+++ DATA EXCERPTS +++

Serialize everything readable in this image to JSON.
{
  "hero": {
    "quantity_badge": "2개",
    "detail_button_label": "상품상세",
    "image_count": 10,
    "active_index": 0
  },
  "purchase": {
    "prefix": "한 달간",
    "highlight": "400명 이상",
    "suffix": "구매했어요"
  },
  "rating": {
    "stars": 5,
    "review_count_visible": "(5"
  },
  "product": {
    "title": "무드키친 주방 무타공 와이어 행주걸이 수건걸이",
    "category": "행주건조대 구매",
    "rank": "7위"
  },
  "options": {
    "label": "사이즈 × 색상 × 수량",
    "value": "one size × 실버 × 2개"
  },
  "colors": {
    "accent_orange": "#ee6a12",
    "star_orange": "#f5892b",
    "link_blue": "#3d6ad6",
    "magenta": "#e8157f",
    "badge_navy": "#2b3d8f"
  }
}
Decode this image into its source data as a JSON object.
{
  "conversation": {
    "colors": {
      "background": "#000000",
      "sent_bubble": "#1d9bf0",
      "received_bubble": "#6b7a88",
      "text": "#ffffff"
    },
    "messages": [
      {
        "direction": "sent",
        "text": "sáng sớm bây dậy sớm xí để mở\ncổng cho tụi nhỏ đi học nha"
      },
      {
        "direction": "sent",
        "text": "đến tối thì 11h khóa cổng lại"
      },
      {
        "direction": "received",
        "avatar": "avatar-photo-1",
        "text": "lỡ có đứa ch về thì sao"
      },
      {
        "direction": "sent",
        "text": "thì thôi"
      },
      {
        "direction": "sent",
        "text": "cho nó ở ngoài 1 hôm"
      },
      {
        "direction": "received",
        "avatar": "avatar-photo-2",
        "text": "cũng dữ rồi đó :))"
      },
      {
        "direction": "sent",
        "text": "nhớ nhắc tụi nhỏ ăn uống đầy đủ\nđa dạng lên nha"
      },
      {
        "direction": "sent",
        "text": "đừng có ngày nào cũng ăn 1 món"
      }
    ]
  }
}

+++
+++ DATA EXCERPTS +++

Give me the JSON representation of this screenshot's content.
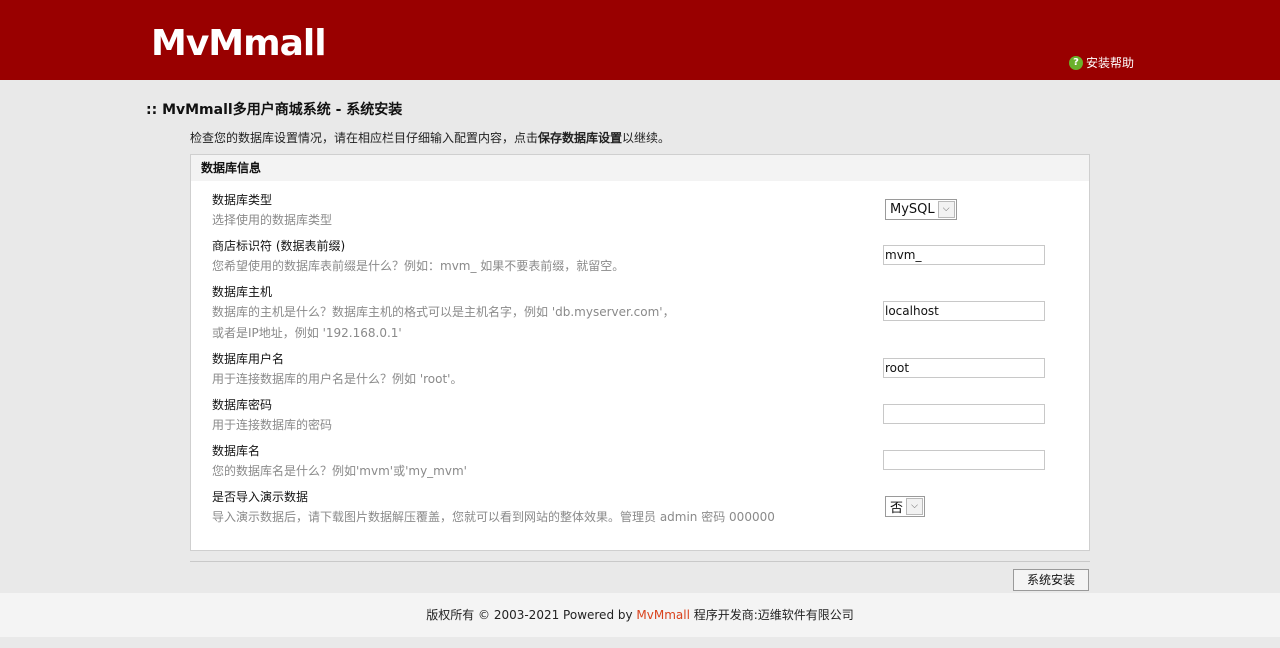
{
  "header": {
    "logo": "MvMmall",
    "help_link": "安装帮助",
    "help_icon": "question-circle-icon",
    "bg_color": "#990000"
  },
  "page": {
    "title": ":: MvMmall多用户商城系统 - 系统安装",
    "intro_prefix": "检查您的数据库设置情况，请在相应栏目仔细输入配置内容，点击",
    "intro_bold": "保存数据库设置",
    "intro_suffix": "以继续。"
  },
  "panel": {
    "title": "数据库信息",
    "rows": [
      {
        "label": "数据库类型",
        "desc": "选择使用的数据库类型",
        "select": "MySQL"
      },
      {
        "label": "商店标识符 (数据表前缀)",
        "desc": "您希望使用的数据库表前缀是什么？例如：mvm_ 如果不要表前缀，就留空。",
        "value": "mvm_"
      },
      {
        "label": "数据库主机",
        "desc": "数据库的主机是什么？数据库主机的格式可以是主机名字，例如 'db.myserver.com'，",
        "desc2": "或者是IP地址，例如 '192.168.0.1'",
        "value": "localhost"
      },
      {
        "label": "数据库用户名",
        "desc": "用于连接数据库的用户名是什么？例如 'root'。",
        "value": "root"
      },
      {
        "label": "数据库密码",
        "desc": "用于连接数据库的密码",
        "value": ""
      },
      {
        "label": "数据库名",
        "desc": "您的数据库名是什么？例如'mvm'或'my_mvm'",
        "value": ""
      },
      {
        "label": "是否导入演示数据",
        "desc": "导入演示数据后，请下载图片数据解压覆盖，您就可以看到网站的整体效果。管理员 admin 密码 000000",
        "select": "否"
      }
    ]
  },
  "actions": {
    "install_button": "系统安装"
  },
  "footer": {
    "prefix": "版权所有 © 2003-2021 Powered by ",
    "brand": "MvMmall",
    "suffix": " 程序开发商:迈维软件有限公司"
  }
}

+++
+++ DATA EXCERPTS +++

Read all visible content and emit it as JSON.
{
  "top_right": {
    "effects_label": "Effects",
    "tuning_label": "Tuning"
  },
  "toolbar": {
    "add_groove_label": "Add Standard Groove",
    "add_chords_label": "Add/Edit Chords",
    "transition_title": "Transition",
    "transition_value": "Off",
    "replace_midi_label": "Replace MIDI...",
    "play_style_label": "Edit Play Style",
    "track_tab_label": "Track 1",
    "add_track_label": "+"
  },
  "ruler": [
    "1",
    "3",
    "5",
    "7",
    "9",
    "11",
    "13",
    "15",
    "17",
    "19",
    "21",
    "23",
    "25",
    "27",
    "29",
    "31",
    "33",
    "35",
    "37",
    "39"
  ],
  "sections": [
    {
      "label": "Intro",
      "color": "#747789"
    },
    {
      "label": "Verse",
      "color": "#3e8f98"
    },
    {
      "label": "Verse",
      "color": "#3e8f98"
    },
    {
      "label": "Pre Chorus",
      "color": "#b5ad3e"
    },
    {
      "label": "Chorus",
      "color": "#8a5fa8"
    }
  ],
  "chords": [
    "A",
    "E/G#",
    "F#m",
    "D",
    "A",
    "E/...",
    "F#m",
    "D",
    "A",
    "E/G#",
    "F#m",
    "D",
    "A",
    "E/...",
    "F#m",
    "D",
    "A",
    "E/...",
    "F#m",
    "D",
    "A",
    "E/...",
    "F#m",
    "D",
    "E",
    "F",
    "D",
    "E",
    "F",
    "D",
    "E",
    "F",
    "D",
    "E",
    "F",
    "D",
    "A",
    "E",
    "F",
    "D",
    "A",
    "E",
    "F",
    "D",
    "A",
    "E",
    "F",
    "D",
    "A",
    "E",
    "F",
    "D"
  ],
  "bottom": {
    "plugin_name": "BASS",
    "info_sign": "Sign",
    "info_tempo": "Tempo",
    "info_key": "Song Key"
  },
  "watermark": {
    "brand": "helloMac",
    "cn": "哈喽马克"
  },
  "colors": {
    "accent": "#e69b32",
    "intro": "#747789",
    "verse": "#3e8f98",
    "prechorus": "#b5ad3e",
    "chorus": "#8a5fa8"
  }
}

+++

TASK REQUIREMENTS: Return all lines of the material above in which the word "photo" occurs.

ANSWER TO THE EXERCISE:
        "avatar": "avatar-photo-1",
        "avatar": "avatar-photo-2",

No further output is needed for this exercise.